Computer models created by the Institute for Disease Modeling showed that routine testing was usually less valuable than preventive measures, such as reopening to younger students first and using hybrid schedules, which are currently recommended by the Washington State Department of Health. Other measures include state-mandated precautions, like mask-wearing, frequent hand-washing and sanitizing, thorough symptom screening, and adequate ventilation.

With those precautions in place, and low rates of community transmission, only 2% of staff and students would be expected to get Covid at school or elsewhere over a three-month period, the institute found.

Read more details here.

-- Ann Dornfeld

Washington hospitals preparing as Covid cases surge

10 a.m. -- Local hospitals are trying to find enough space to accommodate the current surge in Covid-19 cases.

KIRO 7 reports that the Washington State Hospital Association is already considering which surgeries and other hospital operations can be cancelled as Covid-19 cases rise and more hospital space is needed.

Health officials are asking people to stay home for Thanksgiving, and to increase social distancing.

-- Dyer Oxley

SATURDAY, NOVEMBER 7

King, Snohomish, Pierce are hot zones for Covid transmission

5 p.m. — Limit in-person gatherings, even small ones, the Washington State Department of Health is urging, as Covid spread intensifies across Washington state.

Saturday marked a high mark for number of diagnosed cases announced in Washington state: 1,777 in one day.

Western Washington – King, Pierce, and Snohomish counties in particular – are hot zones for transmission of the disease.

“These numbers reflect an overall surge that started in mid-September and are very troubling as we head into darker, colder months, the holidays and respiratory virus season,” the health department said.

The fall surge has erased progress made this summer, the department release continued.

COVID-19 is currently spreading very quickly in Washington state,” said Secretary of Health John Wiesman. “We are very concerned that disease transmission will only grow over the next few weeks with the holidays coming up. The threat to overwhelming not just our hospital systems, but our ability to do contact tracing, is real.
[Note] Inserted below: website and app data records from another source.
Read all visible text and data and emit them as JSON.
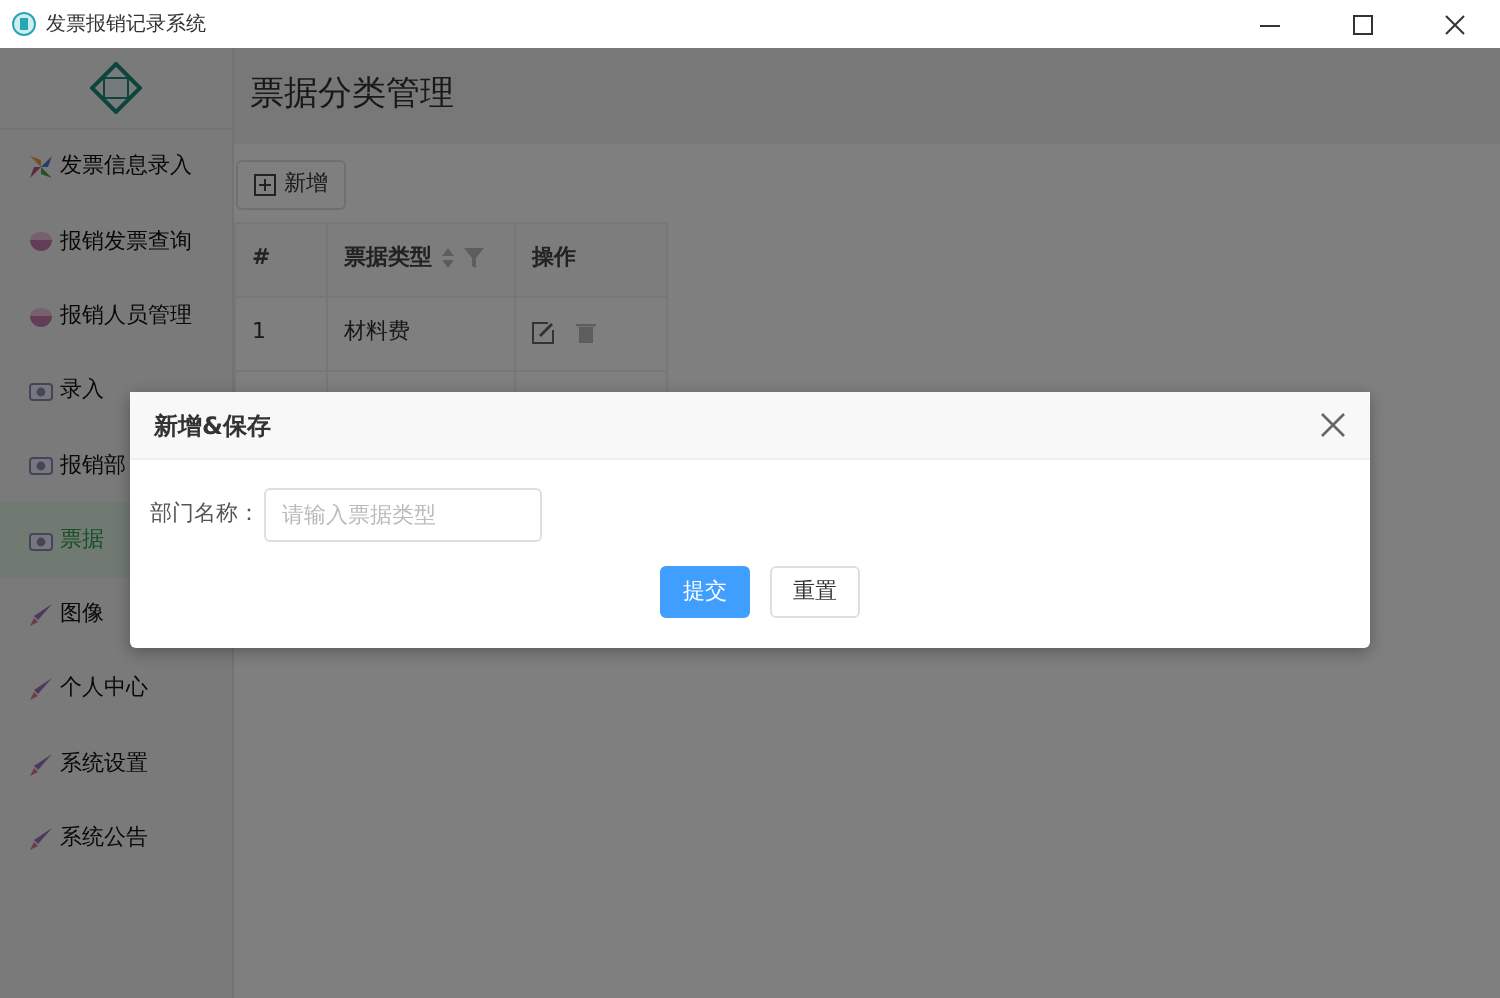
{
  "window": {
    "title": "发票报销记录系统"
  },
  "sidebar": {
    "items": [
      {
        "label": "发票信息录入",
        "kind": "pinwheel",
        "selected": false
      },
      {
        "label": "报销发票查询",
        "kind": "bowl",
        "selected": false
      },
      {
        "label": "报销人员管理",
        "kind": "bowl",
        "selected": false
      },
      {
        "label": "录入",
        "kind": "camera",
        "selected": false
      },
      {
        "label": "报销部",
        "kind": "camera",
        "selected": false
      },
      {
        "label": "票据",
        "kind": "camera",
        "selected": true
      },
      {
        "label": "图像",
        "kind": "brush",
        "selected": false
      },
      {
        "label": "个人中心",
        "kind": "brush",
        "selected": false
      },
      {
        "label": "系统设置",
        "kind": "brush",
        "selected": false
      },
      {
        "label": "系统公告",
        "kind": "brush",
        "selected": false
      }
    ]
  },
  "page": {
    "title": "票据分类管理",
    "add_button": "新增"
  },
  "table": {
    "columns": [
      {
        "label": "#",
        "sortable": false
      },
      {
        "label": "票据类型",
        "sortable": true
      },
      {
        "label": "操作",
        "sortable": false
      }
    ],
    "rows": [
      {
        "index": "1",
        "type": "材料费"
      }
    ]
  },
  "dialog": {
    "title": "新增&保存",
    "field_label": "部门名称：",
    "placeholder": "请输入票据类型",
    "buttons": [
      {
        "label": "提交",
        "kind": "primary"
      },
      {
        "label": "重置",
        "kind": "default"
      }
    ]
  }
}
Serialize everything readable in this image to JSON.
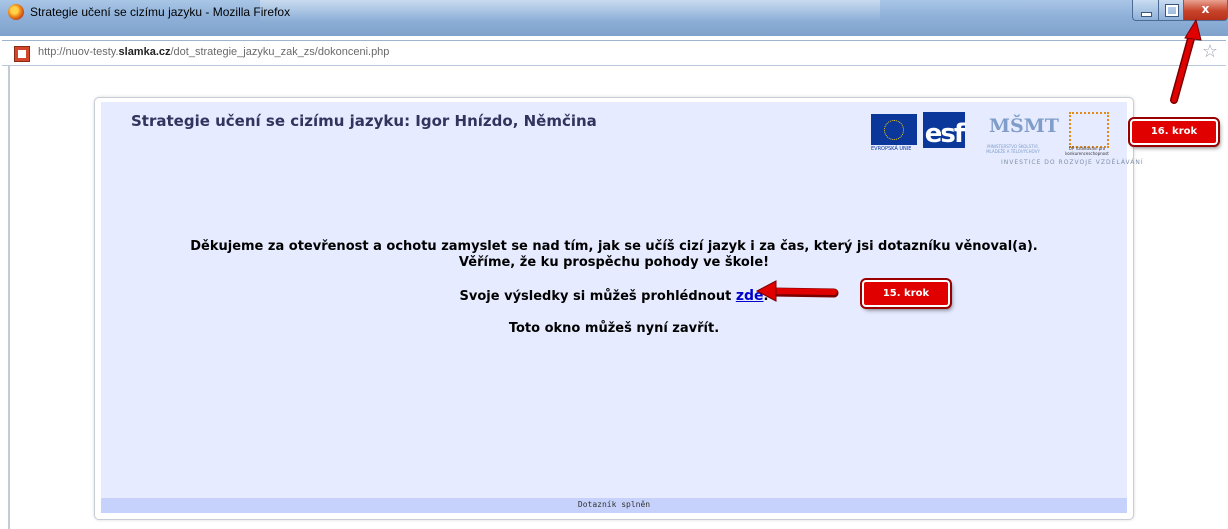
{
  "window": {
    "title": "Strategie učení se cizímu jazyku - Mozilla Firefox",
    "close_glyph": "x"
  },
  "address_bar": {
    "url_prefix": "http://nuov-testy.",
    "url_domain": "slamka.cz",
    "url_path": "/dot_strategie_jazyku_zak_zs/dokonceni.php",
    "star_glyph": "☆"
  },
  "page": {
    "title": "Strategie učení se cizímu jazyku: Igor Hnízdo, Němčina",
    "logos": {
      "eu_text": "EVROPSKÁ UNIE",
      "esf_text": "esf",
      "msmt_text": "MŠMT",
      "msmt_caption": "MINISTERSTVO ŠKOLSTVÍ, MLÁDEŽE A TĚLOVÝCHOVY",
      "op_caption": "OP Vzdělávání pro konkurenceschopnost",
      "investice": "INVESTICE DO ROZVOJE VZDĚLÁVÁNÍ"
    },
    "thanks_line1": "Děkujeme za otevřenost a ochotu zamyslet se nad tím, jak se učíš cizí jazyk i za čas, který jsi dotazníku věnoval(a).",
    "thanks_line2": "Věříme, že ku prospěchu pohody ve škole!",
    "results_prefix": "Svoje výsledky si můžeš prohlédnout ",
    "results_link": "zde",
    "results_suffix": ".",
    "close_hint": "Toto okno můžeš nyní zavřít.",
    "footer": "Dotazník splněn"
  },
  "annotations": {
    "step15": "15. krok",
    "step16": "16. krok",
    "arrow_color": "#e00000"
  }
}
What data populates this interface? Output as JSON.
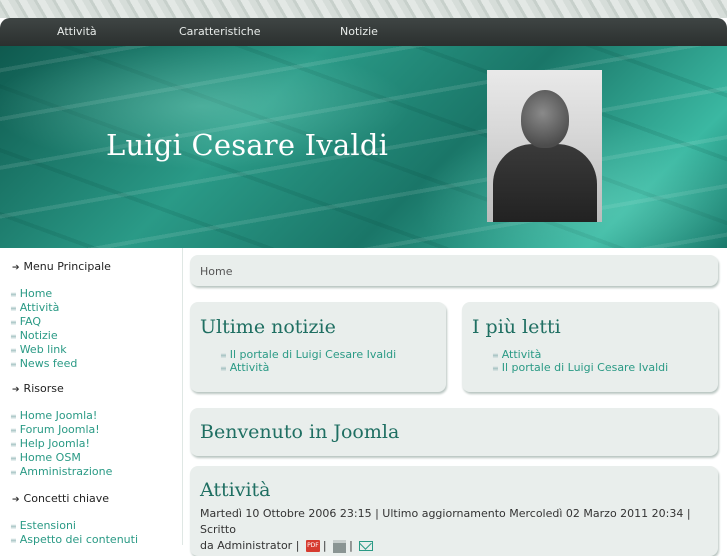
{
  "nav": {
    "items": [
      {
        "label": "Attività"
      },
      {
        "label": "Caratteristiche"
      },
      {
        "label": "Notizie"
      }
    ]
  },
  "header": {
    "site_title": "Luigi Cesare Ivaldi"
  },
  "sidebar": {
    "sections": [
      {
        "heading": "Menu Principale",
        "items": [
          "Home",
          "Attività",
          "FAQ",
          "Notizie",
          "Web link",
          "News feed"
        ]
      },
      {
        "heading": "Risorse",
        "items": [
          "Home Joomla!",
          "Forum Joomla!",
          "Help Joomla!",
          "Home OSM",
          "Amministrazione"
        ]
      },
      {
        "heading": "Concetti chiave",
        "items": [
          "Estensioni",
          "Aspetto dei contenuti"
        ]
      }
    ]
  },
  "breadcrumb": {
    "label": "Home"
  },
  "latest": {
    "title": "Ultime notizie",
    "items": [
      "Il portale di Luigi Cesare Ivaldi",
      "Attività"
    ]
  },
  "popular": {
    "title": "I più letti",
    "items": [
      "Attività",
      "Il portale di Luigi Cesare Ivaldi"
    ]
  },
  "welcome": {
    "title": "Benvenuto in Joomla"
  },
  "article": {
    "title": "Attività",
    "meta_line1": "Martedì 10 Ottobre 2006 23:15 | Ultimo aggiornamento Mercoledì 02 Marzo 2011 20:34 | Scritto",
    "meta_line2": "da Administrator |",
    "pdf_label": "PDF",
    "sep": "|"
  },
  "colors": {
    "accent": "#2a9a85",
    "title_green": "#1f6f62",
    "box_bg": "#e9eeec",
    "nav_bg": "#2f3534"
  }
}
We need everyone in Washington state to take action now to stop the spread.”

“These increases reflect the impact of our collective decisions and behavior. Each one of us needs to take immediate action to avoid new restrictions and prevent our hospitals from becoming overwhelmed,” said Deputy Secretary of Health for Covid-19 Response Lacy Fehrenbach.

“We are all tired and want to spend time with loved ones during the holidays and continue progress toward safely reopening schools, but high community rates increase the risk of every single activity we do, and unfortunately, the virus does not get tired or take holidays. We know what works to reduce the spread of COVID-19 and we’ve flattened our curve before. We must push through the fatigue and redouble our efforts to contain the virus.”

—Isolde Raftery

Read previous updates here